Monday, April 11, 2011

Why should libraries care about RPGs?

In my last post, I defined what an RPG is. (At least, I have defined what my idea of an RPG is. Other people may give different definitions). The next question is, so what? Why should the library care? After all, there is already enough going on: story hour, the new computer classes, tax season, a reference list half a mile long, a local performer, teen video-game night, the art show, and the movie night? Not to mention the usual library duties like cataloging, shelving, reference, circulation and helping patrons find what they are looking for.

One answer is in the School Library Journal. Cason Snow (2009) wrote an article about role-playing games in the library. She was looking at gaming from the view of a school librarian, and their value in social education, ethics and literacy:

"A strength of RPGs is that they allow players to examine real issues within the context of a game.  By playing these games, students can develop many important life skills, such as teamwork, leadership, creative problem solving, critical thinking, and math and literacy skills.  RPGs also engage players directly in the experience, making them active rather than passive participants." 

In other words, a role-playing game can be used to apply certain knowledge that is being taught in the class room (i.e. Math and literacy) and to encourage traits that are encouraged in the classroom, but not easily taught.

What about people who are not in a school environment? The public library is “the people's university”, and the library's main goal is to provide the population with information, typically the kind that one learns in a classroom. Does that mean the library has a duty to educate people in the things that cannot be easily learned in the classroom? I don't know.

The point about education may not even matter, since RPGs are, first and foremost a form of entertainment. Public libraries provide entertainment in the form of novels, movies and video games. The resources for role-playing games could be made available as well, especially since the two easiest resources the library can provide are space and the books themselves.

rpg table

Original Source: Dungeons & Dragons on Freebase, licensed under CC-BY 
Found on: Dragonlite's Top 5 RPG Lists

An appropriately sized table and a room are the only things that gamers need in terms of space. Preferably, the room would be separated from other patrons, so that they would not be bothered by the sound of rolling dice, discussing rules and groaning when someone botches. If public libraries can lend space to community groups, clubs and people playing the Wii, surely there could be some space for a group of table-top gamers.

The books themselves are a more complicated issue. There are many different RPG books that have been published, and choosing the right books for your library will be the topic of future posts.

Picture and Quote References:

Dragonlit (2011).  "Top Five Table Top RPGs" Accessed on April 9, 2011.

Lambert, Steven (2011).  "Free Vector Clipart: Library Book Cart"

Snow, C (2009). “Tabletop Fantasy RPGs” School Library Journal. Jan 1, 2009.  Accessed on March 3, 2011.


  1. Hi, I'm a gamer/librarian and like what you're doing here.
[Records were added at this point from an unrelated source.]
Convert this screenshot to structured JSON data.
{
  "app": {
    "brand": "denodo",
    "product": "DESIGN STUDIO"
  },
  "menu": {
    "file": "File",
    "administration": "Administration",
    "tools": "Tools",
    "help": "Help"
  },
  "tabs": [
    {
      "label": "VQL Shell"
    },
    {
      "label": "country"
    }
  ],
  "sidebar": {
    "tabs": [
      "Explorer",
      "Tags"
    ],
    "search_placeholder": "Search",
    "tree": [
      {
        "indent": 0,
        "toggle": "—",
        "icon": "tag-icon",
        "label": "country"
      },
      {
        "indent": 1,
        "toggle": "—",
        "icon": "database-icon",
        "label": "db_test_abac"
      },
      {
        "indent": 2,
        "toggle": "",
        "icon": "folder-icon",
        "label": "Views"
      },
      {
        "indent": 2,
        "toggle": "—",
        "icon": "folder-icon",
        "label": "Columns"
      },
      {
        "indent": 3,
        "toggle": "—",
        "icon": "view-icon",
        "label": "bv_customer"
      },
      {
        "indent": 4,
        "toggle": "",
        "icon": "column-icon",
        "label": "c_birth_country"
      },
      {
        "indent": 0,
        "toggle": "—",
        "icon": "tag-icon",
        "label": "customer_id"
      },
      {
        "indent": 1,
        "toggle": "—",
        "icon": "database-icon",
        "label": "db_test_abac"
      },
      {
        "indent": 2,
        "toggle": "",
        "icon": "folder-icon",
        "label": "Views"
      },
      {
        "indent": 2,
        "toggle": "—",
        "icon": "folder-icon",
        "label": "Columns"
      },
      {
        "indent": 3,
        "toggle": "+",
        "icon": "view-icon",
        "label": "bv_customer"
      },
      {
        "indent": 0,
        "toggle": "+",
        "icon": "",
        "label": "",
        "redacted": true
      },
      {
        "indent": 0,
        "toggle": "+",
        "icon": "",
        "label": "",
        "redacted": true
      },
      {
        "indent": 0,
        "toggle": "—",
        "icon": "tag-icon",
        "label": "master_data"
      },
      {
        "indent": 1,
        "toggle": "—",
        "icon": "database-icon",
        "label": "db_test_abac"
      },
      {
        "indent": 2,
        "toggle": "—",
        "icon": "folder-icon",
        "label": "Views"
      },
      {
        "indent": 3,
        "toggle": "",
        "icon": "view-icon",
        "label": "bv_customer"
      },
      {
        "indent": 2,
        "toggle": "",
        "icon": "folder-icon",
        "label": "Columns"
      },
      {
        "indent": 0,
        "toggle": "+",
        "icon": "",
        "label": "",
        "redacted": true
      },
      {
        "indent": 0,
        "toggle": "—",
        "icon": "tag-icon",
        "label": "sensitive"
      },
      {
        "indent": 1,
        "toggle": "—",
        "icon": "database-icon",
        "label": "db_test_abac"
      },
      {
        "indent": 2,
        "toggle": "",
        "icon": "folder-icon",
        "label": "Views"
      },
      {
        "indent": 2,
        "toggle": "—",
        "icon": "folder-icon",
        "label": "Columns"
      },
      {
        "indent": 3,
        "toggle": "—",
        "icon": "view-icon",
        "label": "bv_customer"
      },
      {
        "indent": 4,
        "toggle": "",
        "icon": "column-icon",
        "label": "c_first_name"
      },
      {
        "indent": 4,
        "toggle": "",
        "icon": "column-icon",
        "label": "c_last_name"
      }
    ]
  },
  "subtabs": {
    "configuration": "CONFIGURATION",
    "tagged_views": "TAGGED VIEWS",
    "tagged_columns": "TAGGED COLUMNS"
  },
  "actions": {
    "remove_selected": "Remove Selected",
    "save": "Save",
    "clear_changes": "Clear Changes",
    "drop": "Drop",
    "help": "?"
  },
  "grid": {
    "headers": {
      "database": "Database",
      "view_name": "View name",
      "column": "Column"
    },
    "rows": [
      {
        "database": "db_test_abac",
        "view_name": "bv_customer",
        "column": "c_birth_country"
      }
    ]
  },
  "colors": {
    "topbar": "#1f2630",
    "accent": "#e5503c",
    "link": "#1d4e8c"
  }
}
I was just wondering if you're on twitter, too.

  2. Hi Terry.

    Yes, I am on Twitter, but I'm not following anyone on it, nor am I tweeting.

    Who would you recommend I follow?

  3. Well me: @GameCouch, @LizDanforth, and @ulotrichous would be good to start with.

  4. I am a librarian and gamer as well! I desire to combine my two loves together into a short RPG campaign at the library, but it seems difficult to get parents (and their children) to commit to anything. How did you go about starting your table-top games at the library?

    1. Hi Katoukate.

      Unfortunately, my job description was changed last year, so I have no home-base to run a game. (Instead, there are several libraries that I work at on a semi-random basis. That isn't the best for establishing a game... or a blog for that matter...)

      That being said, what I would do is simple. Know your audience. What type of books and stories do your children enjoy? Just before things changed, I met a group of kids who regularly go to the library and who love Star Wars. Coincidentally, the new Star Wars RPG has been in beta-testing for a while, and they have a one-shot adventure available (complete with standalone maps and a mini-rule book).

      You could also have the game as an extension of an existing program. For example, one public library system that I am familiar with has started to host weekly Magic the Gathering tournaments. Is the library hosting a screening of Lord of the Rings? if so, advertise for your fantasy campaign then.

      As for getting parents to commit, there are two suggestions. First, ask the parents to join. They may not be committing due to prejudices against RPGs.

      Second - and this will sound odd - charge for the game. People tend to be more invested in something they have put financial resources into. And, of course, the money would be used to supply the players with snacks and food.